Count every line in the data that contains the word "structure", then report that number alone.

Start of Data to examine

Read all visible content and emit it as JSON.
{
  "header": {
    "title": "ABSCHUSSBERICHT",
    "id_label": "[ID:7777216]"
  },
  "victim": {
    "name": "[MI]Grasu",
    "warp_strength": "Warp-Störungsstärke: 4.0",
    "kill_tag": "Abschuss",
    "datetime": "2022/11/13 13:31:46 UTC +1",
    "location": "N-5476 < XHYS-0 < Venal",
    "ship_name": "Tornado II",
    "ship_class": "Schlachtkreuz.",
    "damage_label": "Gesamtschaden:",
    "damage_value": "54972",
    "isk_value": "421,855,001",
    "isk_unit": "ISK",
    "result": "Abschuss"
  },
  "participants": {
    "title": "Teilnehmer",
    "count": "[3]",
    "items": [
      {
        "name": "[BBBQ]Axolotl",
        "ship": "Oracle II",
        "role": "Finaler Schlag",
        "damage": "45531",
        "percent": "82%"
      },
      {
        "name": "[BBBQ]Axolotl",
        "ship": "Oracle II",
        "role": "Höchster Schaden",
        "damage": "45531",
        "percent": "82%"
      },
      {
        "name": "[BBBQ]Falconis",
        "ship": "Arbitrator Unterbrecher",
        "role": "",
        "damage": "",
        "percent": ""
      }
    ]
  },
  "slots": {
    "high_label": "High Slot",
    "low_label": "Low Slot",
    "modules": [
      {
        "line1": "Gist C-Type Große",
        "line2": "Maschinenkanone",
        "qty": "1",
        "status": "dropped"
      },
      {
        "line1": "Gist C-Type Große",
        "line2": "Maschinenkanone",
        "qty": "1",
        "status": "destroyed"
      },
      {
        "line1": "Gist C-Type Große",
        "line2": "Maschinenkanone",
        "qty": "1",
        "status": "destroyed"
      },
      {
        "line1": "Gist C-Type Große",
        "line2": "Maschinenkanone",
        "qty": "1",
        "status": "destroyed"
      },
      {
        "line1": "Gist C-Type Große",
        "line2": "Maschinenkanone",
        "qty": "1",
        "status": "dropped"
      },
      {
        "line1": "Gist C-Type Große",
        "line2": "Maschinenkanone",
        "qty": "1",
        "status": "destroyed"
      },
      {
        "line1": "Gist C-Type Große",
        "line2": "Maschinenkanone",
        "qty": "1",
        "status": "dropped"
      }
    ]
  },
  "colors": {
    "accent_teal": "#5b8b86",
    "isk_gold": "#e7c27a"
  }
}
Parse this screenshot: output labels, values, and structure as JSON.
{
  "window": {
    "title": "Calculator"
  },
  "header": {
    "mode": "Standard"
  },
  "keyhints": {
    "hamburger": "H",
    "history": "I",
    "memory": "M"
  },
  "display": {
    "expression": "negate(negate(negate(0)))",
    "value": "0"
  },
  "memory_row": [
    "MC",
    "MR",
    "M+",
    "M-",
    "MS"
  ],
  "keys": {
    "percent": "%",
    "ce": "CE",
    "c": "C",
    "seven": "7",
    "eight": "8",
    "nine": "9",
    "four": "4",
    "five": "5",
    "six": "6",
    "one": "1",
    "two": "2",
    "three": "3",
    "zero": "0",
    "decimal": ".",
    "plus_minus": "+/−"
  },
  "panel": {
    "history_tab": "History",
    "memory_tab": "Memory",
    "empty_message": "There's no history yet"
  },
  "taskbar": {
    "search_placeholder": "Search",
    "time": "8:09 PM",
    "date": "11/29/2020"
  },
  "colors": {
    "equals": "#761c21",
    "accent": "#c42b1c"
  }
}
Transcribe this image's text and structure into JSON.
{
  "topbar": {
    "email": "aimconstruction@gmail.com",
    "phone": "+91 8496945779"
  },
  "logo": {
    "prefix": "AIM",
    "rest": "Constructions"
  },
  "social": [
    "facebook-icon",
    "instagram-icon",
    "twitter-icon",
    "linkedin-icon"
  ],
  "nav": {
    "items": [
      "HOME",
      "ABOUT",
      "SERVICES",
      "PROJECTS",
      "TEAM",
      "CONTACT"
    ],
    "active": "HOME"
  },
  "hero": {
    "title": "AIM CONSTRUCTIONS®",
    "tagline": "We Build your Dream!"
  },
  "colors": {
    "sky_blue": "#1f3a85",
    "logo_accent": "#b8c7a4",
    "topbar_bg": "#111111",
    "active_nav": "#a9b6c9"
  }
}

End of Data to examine

_Task solution_.
2